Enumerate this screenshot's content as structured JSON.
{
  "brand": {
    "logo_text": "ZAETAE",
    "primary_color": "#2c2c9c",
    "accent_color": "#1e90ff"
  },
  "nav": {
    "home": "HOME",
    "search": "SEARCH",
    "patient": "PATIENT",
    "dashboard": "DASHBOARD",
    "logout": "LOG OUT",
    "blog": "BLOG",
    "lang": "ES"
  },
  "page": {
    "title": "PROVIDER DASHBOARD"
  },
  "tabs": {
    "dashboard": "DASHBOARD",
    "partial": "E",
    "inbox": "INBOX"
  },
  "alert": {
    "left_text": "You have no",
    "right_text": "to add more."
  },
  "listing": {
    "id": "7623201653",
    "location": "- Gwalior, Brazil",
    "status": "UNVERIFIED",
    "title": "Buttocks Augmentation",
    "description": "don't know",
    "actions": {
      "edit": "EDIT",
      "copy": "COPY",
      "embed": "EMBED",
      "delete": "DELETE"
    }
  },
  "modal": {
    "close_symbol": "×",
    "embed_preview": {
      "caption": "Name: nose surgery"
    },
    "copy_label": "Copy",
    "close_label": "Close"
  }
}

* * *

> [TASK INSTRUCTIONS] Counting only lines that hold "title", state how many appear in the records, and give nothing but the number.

> [WRITTEN ANSWER] 2